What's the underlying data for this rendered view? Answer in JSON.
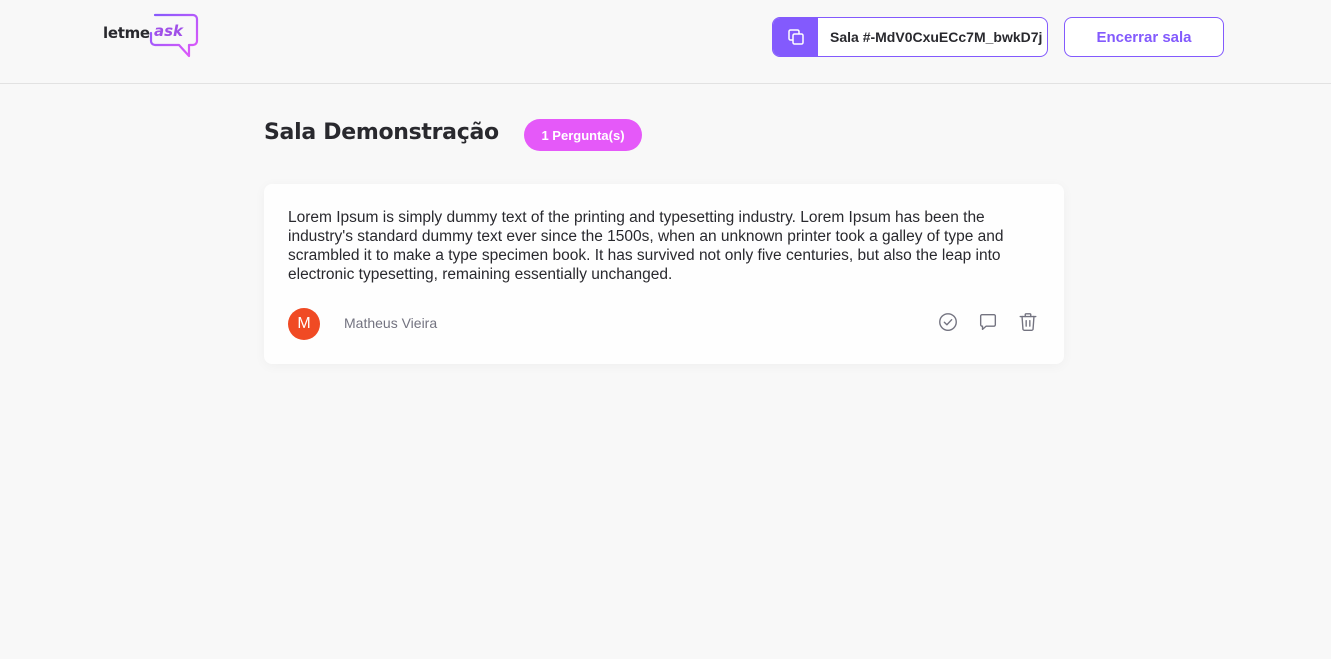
{
  "header": {
    "logo": {
      "part1": "letme",
      "part2": "ask"
    },
    "room_code": {
      "label": "Sala #-MdV0CxuECc7M_bwkD7j",
      "icon": "copy-icon"
    },
    "close_room_label": "Encerrar sala"
  },
  "room": {
    "title": "Sala Demonstração",
    "question_count_label": "1 Pergunta(s)"
  },
  "questions": [
    {
      "content": "Lorem Ipsum is simply dummy text of the printing and typesetting industry. Lorem Ipsum has been the industry's standard dummy text ever since the 1500s, when an unknown printer took a galley of type and scrambled it to make a type specimen book. It has survived not only five centuries, but also the leap into electronic typesetting, remaining essentially unchanged.",
      "author": {
        "initial": "M",
        "name": "Matheus Vieira"
      },
      "actions": [
        "check-circle-icon",
        "answer-icon",
        "trash-icon"
      ]
    }
  ],
  "colors": {
    "accent": "#835afd",
    "badge": "#e559f9",
    "avatar": "#f04a24",
    "background": "#f8f8f8"
  }
}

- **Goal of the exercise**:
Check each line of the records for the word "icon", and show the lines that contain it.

- **Result below**:
      "icon": "copy-icon"
        "check-circle-icon",
        "answer-icon",
        "trash-icon"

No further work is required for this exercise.